Please restate the records below verbatim, omitting every image they hold.
===== Data extracts =====
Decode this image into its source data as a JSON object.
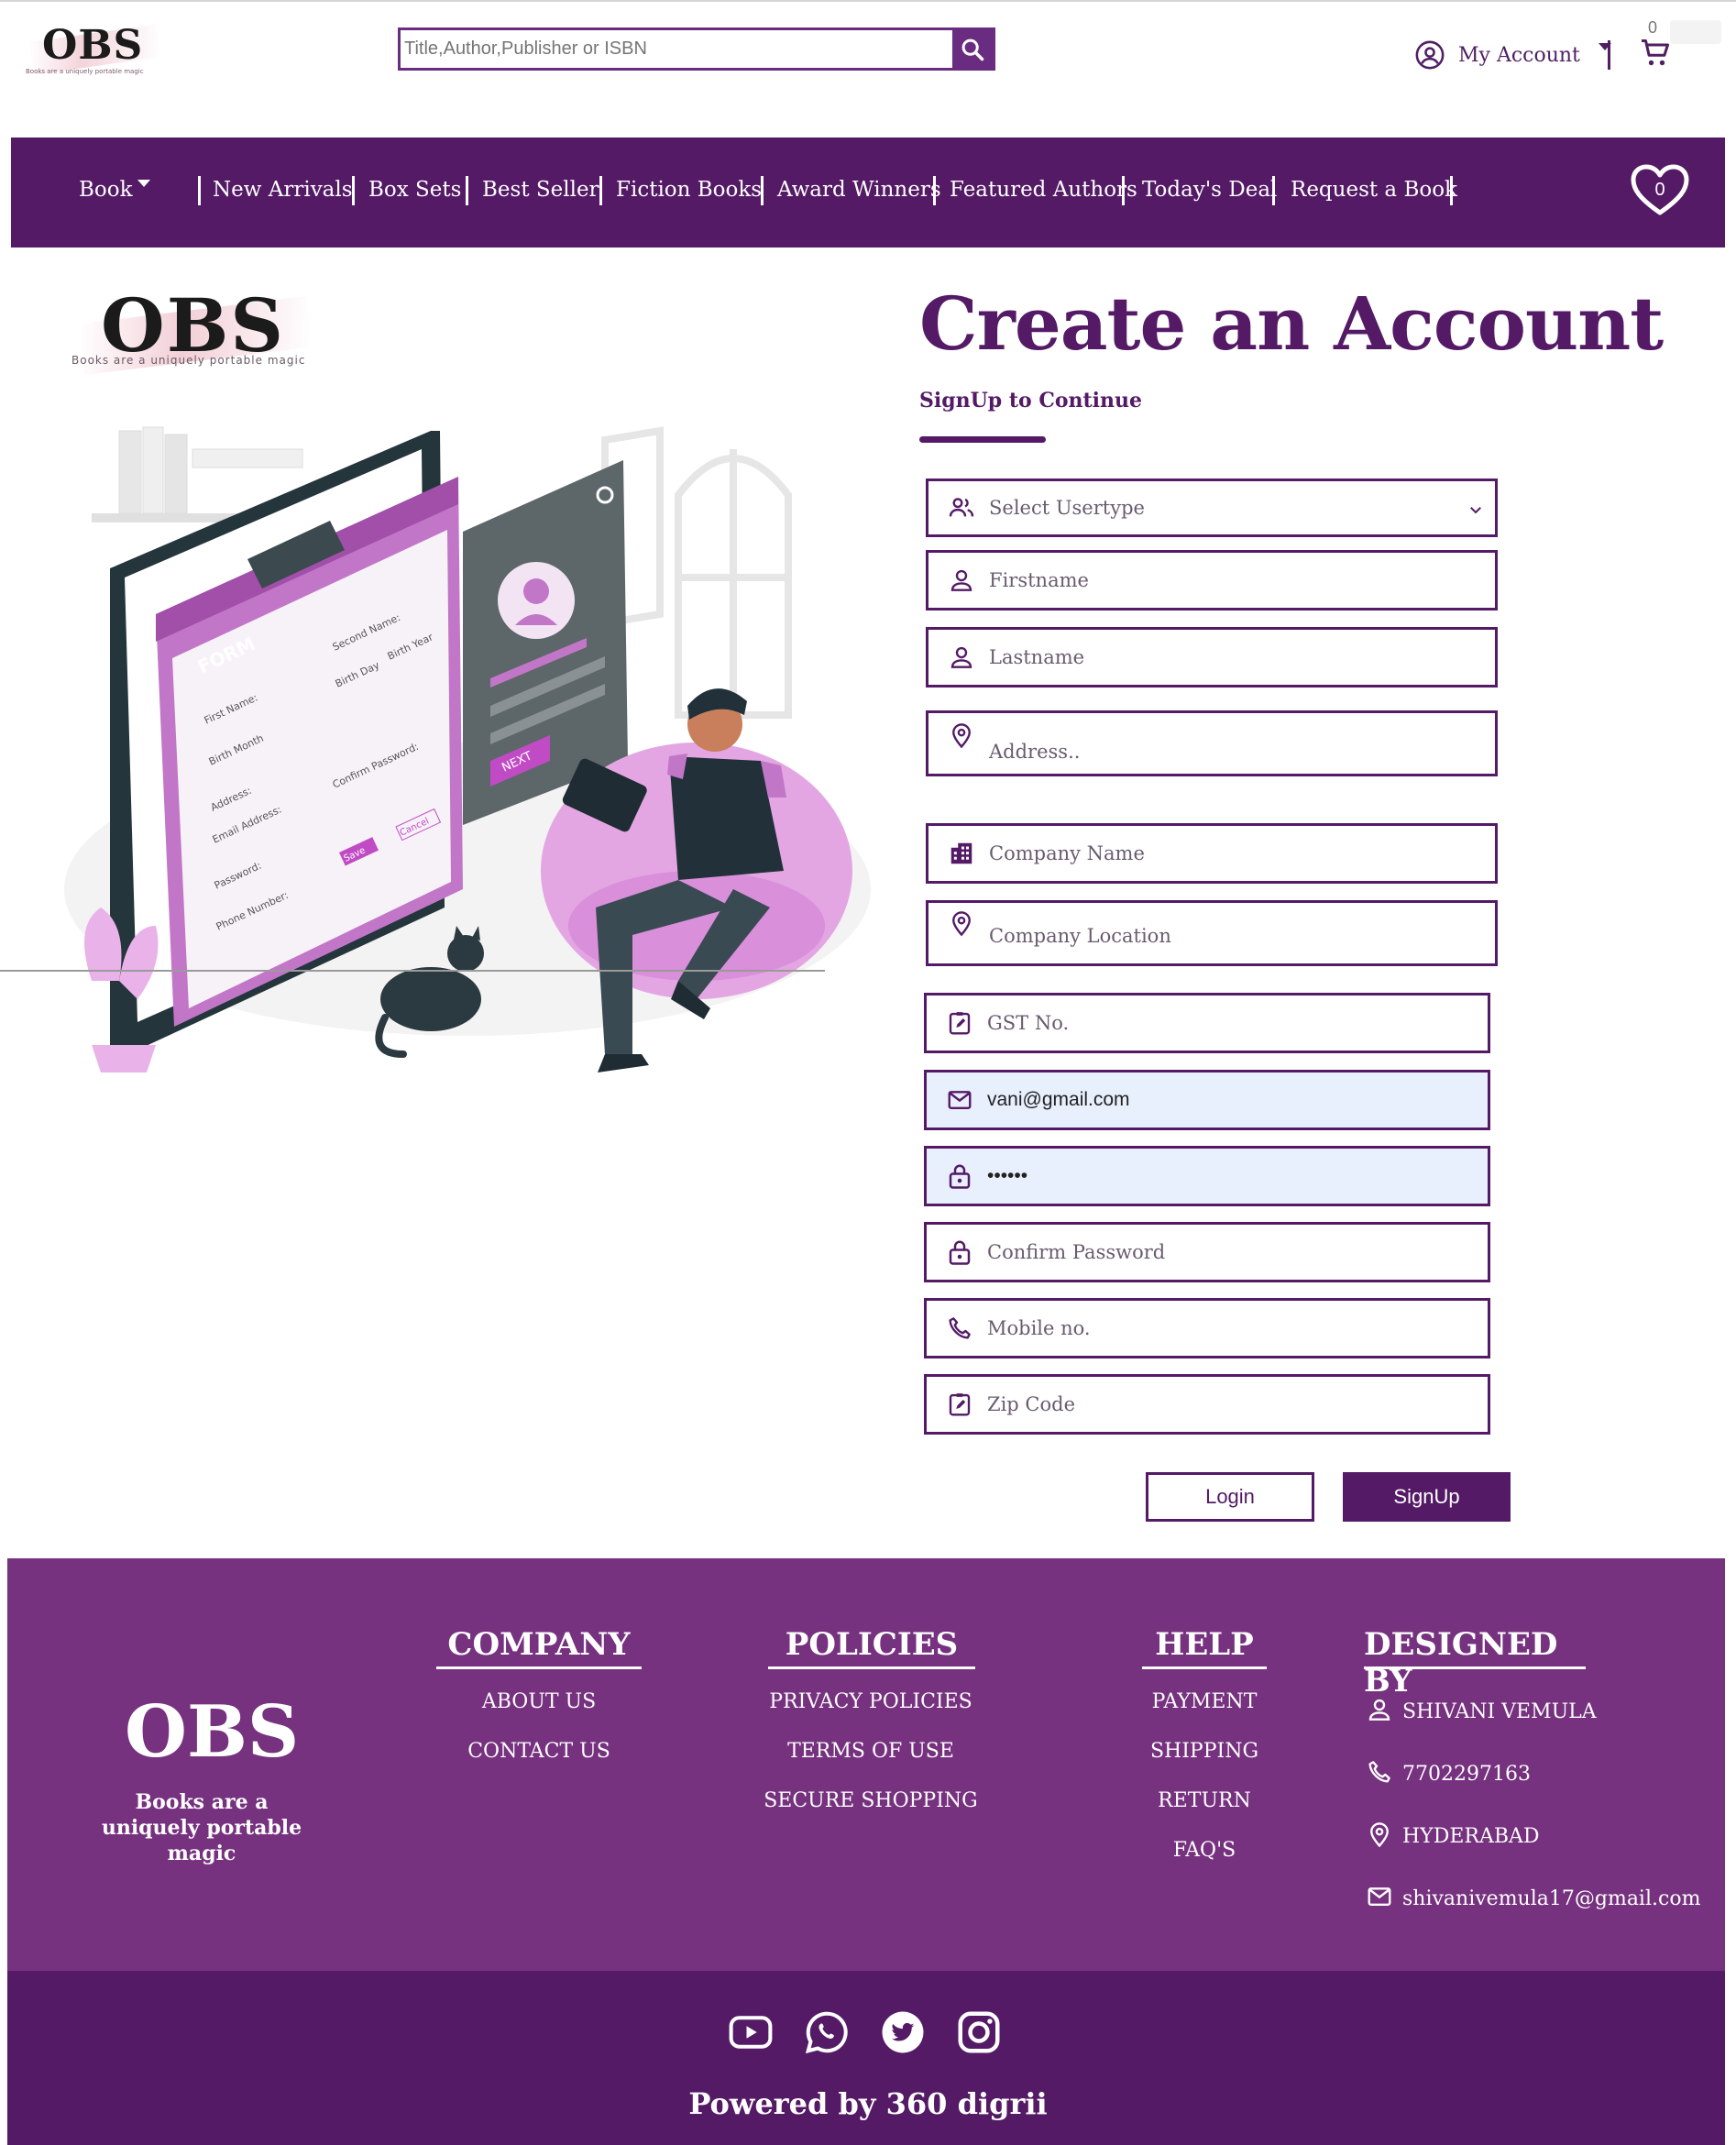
{
  "header": {
    "logo_text": "OBS",
    "logo_tagline": "Books are a uniquely portable magic",
    "search_placeholder": "Title,Author,Publisher or ISBN",
    "account_label": "My Account",
    "cart_count": "0"
  },
  "nav": {
    "items": [
      "Book",
      "New Arrivals",
      "Box Sets",
      "Best Seller",
      "Fiction Books",
      "Award Winners",
      "Featured Authors",
      "Today's Deal",
      "Request a Book"
    ],
    "wishlist_count": "0"
  },
  "brand_panel": {
    "logo_text": "OBS",
    "tagline": "Books are a uniquely portable magic",
    "illustration_labels": {
      "form_title": "FORM",
      "first_name": "First Name:",
      "second_name": "Second Name:",
      "birth_month": "Birth Month",
      "birth_day": "Birth Day",
      "birth_year": "Birth Year",
      "address": "Address:",
      "email": "Email Address:",
      "confirm_password": "Confirm Password:",
      "password": "Password:",
      "phone": "Phone Number:",
      "save": "Save",
      "cancel": "Cancel",
      "next": "NEXT"
    }
  },
  "form": {
    "title": "Create an Account",
    "subtitle": "SignUp to Continue",
    "usertype_placeholder": "Select Usertype",
    "firstname": "Firstname",
    "lastname": "Lastname",
    "address": "Address..",
    "company_name": "Company Name",
    "company_location": "Company Location",
    "gst": "GST No.",
    "email_value": "vani@gmail.com",
    "password_value": "••••••",
    "confirm_password": "Confirm Password",
    "mobile": "Mobile no.",
    "zip": "Zip Code",
    "login_label": "Login",
    "signup_label": "SignUp"
  },
  "footer": {
    "logo_text": "OBS",
    "tagline": "Books are a uniquely portable magic",
    "company": {
      "title": "COMPANY",
      "links": [
        "ABOUT US",
        "CONTACT US"
      ]
    },
    "policies": {
      "title": "POLICIES",
      "links": [
        "PRIVACY POLICIES",
        "TERMS OF USE",
        "SECURE SHOPPING"
      ]
    },
    "help": {
      "title": "HELP",
      "links": [
        "PAYMENT",
        "SHIPPING",
        "RETURN",
        "FAQ'S"
      ]
    },
    "designed_by": {
      "title": "DESIGNED BY",
      "name": "SHIVANI VEMULA",
      "phone": "7702297163",
      "city": "HYDERABAD",
      "email": "shivanivemula17@gmail.com"
    },
    "social_icons": [
      "youtube-icon",
      "whatsapp-icon",
      "twitter-icon",
      "instagram-icon"
    ],
    "powered_by": "Powered by 360 digrii"
  },
  "colors": {
    "primary": "#541a66",
    "footer": "#76317f",
    "filled_field": "#e8effd",
    "illustration_pink": "#d98fd9"
  }
}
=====
Result of this exercise:
Decode this image into its source data as a JSON object.
{
  "header": {
    "logo_text": "OBS",
    "logo_tagline": "Books are a uniquely portable magic",
    "search_placeholder": "Title,Author,Publisher or ISBN",
    "account_label": "My Account",
    "cart_count": "0"
  },
  "nav": {
    "items": [
      "Book",
      "New Arrivals",
      "Box Sets",
      "Best Seller",
      "Fiction Books",
      "Award Winners",
      "Featured Authors",
      "Today's Deal",
      "Request a Book"
    ],
    "wishlist_count": "0"
  },
  "brand_panel": {
    "logo_text": "OBS",
    "tagline": "Books are a uniquely portable magic",
    "illustration_labels": {
      "form_title": "FORM",
      "first_name": "First Name:",
      "second_name": "Second Name:",
      "birth_month": "Birth Month",
      "birth_day": "Birth Day",
      "birth_year": "Birth Year",
      "address": "Address:",
      "email": "Email Address:",
      "confirm_password": "Confirm Password:",
      "password": "Password:",
      "phone": "Phone Number:",
      "save": "Save",
      "cancel": "Cancel",
      "next": "NEXT"
    }
  },
  "form": {
    "title": "Create an Account",
    "subtitle": "SignUp to Continue",
    "usertype_placeholder": "Select Usertype",
    "firstname": "Firstname",
    "lastname": "Lastname",
    "address": "Address..",
    "company_name": "Company Name",
    "company_location": "Company Location",
    "gst": "GST No.",
    "email_value": "vani@gmail.com",
    "password_value": "••••••",
    "confirm_password": "Confirm Password",
    "mobile": "Mobile no.",
    "zip": "Zip Code",
    "login_label": "Login",
    "signup_label": "SignUp"
  },
  "footer": {
    "logo_text": "OBS",
    "tagline": "Books are a uniquely portable magic",
    "company": {
      "title": "COMPANY",
      "links": [
        "ABOUT US",
        "CONTACT US"
      ]
    },
    "policies": {
      "title": "POLICIES",
      "links": [
        "PRIVACY POLICIES",
        "TERMS OF USE",
        "SECURE SHOPPING"
      ]
    },
    "help": {
      "title": "HELP",
      "links": [
        "PAYMENT",
        "SHIPPING",
        "RETURN",
        "FAQ'S"
      ]
    },
    "designed_by": {
      "title": "DESIGNED BY",
      "name": "SHIVANI VEMULA",
      "phone": "7702297163",
      "city": "HYDERABAD",
      "email": "shivanivemula17@gmail.com"
    },
    "social_icons": [
      "youtube-icon",
      "whatsapp-icon",
      "twitter-icon",
      "instagram-icon"
    ],
    "powered_by": "Powered by 360 digrii"
  },
  "colors": {
    "primary": "#541a66",
    "footer": "#76317f",
    "filled_field": "#e8effd",
    "illustration_pink": "#d98fd9"
  }
}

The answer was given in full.